─── Data to examine

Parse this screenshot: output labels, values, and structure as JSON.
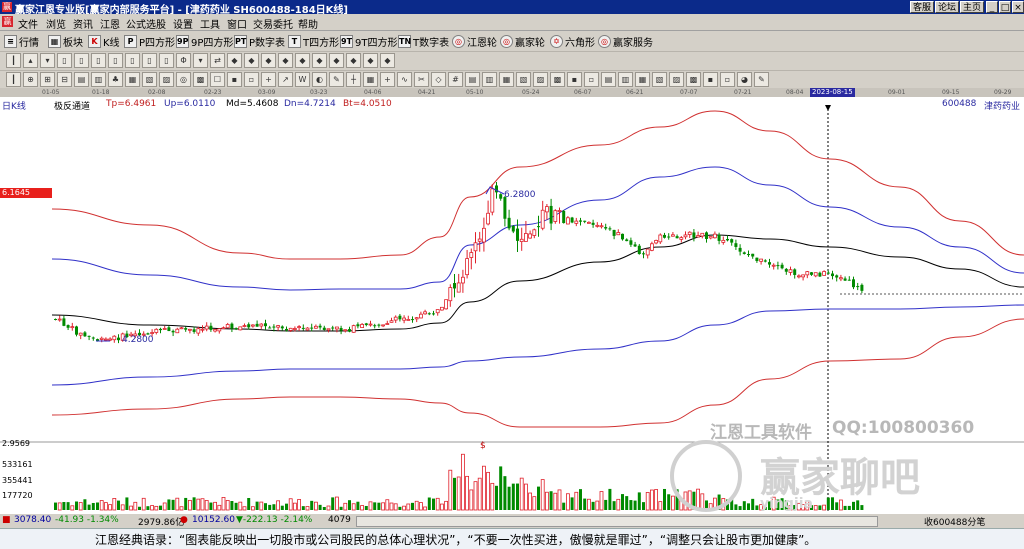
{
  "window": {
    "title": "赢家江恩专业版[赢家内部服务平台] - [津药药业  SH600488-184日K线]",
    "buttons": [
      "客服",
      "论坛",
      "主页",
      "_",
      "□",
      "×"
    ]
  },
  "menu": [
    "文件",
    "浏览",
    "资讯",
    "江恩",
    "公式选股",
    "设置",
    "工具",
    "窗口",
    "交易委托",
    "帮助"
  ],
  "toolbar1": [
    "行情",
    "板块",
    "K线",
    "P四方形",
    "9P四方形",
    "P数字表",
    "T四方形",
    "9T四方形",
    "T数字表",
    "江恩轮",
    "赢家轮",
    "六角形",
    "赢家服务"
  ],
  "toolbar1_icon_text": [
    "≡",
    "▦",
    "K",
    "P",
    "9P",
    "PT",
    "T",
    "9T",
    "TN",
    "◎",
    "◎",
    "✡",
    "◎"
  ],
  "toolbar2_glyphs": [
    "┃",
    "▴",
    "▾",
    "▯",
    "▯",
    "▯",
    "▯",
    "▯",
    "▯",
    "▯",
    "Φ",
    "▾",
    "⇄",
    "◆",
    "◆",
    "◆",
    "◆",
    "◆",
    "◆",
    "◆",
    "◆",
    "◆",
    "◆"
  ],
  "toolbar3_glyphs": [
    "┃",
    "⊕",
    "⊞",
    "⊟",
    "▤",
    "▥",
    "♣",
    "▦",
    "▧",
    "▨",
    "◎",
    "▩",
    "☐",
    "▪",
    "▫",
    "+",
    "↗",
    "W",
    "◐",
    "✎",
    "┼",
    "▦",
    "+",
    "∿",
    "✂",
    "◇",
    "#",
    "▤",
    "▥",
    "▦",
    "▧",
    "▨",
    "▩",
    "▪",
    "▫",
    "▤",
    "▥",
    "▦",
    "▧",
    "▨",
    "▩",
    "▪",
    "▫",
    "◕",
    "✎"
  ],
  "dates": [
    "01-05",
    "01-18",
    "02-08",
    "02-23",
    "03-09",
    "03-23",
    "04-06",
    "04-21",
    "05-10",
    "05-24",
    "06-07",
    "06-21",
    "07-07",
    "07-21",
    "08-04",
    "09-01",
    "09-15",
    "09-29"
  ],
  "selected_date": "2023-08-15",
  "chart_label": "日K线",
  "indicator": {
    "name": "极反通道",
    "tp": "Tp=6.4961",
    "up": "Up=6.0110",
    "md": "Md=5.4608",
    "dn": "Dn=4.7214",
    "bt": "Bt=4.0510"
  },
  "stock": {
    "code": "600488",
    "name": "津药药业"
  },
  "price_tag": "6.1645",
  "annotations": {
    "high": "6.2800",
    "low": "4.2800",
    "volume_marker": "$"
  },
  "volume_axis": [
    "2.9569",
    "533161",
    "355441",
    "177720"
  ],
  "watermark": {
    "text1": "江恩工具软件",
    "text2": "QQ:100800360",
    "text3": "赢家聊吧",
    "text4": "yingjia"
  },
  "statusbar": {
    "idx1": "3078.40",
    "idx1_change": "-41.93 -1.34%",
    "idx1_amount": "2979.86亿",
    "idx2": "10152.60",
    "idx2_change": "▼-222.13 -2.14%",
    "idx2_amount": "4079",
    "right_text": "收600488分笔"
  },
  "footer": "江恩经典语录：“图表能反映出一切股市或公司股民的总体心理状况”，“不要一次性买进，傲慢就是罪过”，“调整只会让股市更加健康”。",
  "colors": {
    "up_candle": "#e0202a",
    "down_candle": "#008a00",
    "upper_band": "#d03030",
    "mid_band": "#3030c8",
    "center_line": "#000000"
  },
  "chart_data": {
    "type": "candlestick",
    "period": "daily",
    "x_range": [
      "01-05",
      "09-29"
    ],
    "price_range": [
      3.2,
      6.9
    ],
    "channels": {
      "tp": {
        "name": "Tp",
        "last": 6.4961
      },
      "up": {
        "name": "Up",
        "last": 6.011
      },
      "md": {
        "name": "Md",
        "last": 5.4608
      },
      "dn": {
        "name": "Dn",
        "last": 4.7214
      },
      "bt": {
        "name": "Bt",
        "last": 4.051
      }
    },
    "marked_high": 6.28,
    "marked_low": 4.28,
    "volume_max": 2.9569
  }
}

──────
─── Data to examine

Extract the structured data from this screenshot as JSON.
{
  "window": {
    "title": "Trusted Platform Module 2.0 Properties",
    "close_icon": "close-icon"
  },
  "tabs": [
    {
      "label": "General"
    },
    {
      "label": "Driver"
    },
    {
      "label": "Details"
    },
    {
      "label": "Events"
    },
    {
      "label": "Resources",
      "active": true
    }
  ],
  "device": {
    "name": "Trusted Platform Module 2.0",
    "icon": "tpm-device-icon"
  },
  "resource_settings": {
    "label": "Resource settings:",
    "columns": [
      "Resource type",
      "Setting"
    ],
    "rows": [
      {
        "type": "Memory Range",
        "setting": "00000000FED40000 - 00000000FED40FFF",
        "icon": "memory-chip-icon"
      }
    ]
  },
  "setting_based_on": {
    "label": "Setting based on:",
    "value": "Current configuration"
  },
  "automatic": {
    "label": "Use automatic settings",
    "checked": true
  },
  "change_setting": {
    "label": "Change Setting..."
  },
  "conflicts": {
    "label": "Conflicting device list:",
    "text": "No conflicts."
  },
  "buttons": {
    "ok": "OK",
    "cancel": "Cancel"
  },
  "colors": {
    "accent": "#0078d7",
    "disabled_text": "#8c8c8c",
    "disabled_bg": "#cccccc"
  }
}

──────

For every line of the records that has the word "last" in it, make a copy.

        "last": 6.4961
        "last": 6.011
        "last": 5.4608
        "last": 4.7214
        "last": 4.051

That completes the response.